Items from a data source
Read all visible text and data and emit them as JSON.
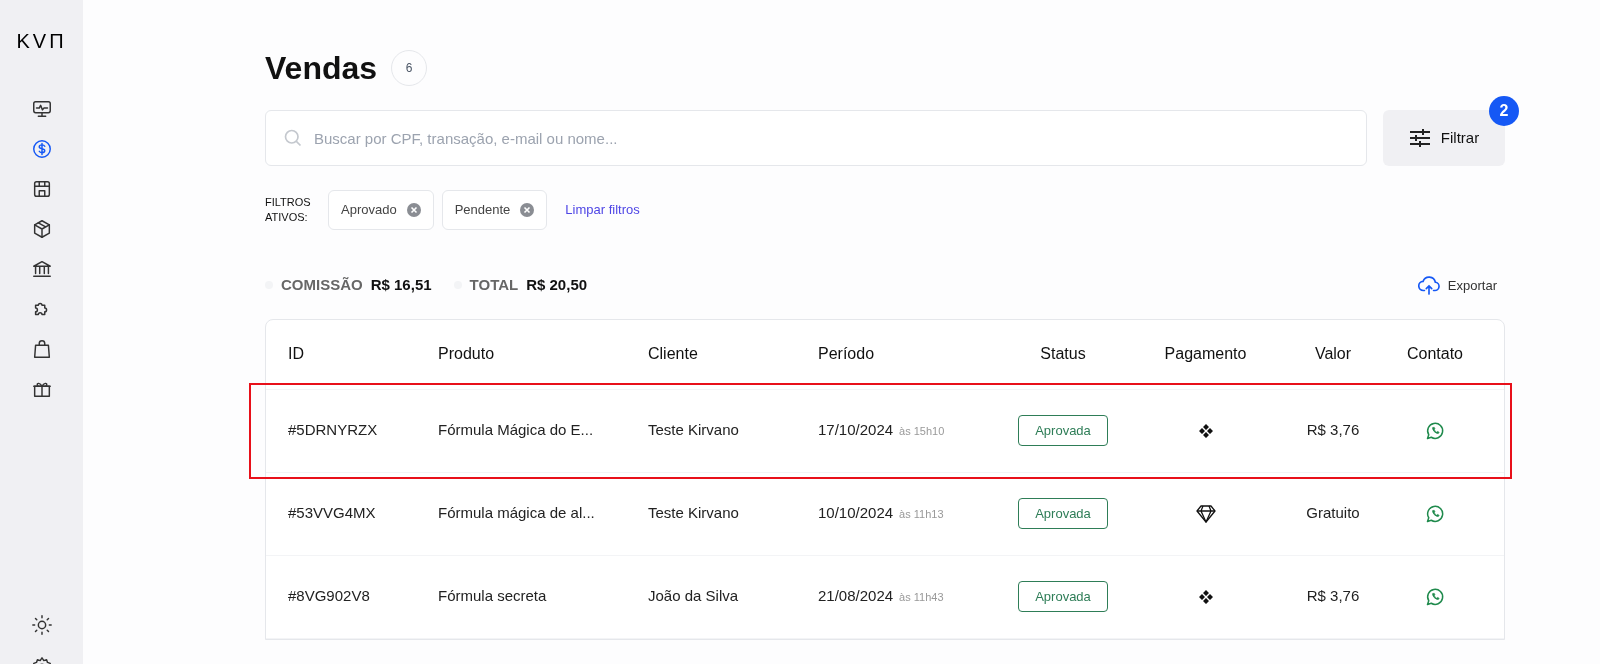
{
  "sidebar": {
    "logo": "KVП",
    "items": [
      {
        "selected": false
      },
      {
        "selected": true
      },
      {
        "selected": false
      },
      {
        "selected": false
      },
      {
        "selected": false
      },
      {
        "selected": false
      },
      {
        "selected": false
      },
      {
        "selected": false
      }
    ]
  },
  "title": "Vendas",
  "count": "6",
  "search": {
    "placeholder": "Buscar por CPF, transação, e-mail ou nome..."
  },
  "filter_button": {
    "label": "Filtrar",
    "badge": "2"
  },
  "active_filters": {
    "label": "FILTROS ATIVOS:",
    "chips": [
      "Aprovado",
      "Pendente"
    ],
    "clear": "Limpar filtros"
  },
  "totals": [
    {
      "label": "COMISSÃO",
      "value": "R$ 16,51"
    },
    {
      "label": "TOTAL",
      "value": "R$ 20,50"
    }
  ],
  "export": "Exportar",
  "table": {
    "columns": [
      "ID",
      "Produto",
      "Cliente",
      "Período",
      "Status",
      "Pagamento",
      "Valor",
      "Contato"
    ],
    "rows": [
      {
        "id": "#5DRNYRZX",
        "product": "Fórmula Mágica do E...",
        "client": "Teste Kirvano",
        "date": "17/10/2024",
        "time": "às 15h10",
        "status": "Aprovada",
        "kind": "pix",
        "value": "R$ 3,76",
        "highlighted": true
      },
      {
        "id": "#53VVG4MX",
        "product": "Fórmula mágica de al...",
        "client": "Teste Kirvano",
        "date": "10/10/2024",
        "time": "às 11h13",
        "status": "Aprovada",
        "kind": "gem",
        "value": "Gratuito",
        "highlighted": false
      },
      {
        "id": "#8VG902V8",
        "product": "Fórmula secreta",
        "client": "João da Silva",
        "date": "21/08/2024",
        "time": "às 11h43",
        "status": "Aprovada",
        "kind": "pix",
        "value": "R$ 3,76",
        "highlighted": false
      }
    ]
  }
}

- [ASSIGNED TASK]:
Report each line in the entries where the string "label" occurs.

- [ANSWER BOX]:
    "label": "Filtrar",
    "label": "FILTROS ATIVOS:",
      "label": "COMISSÃO",
      "label": "TOTAL",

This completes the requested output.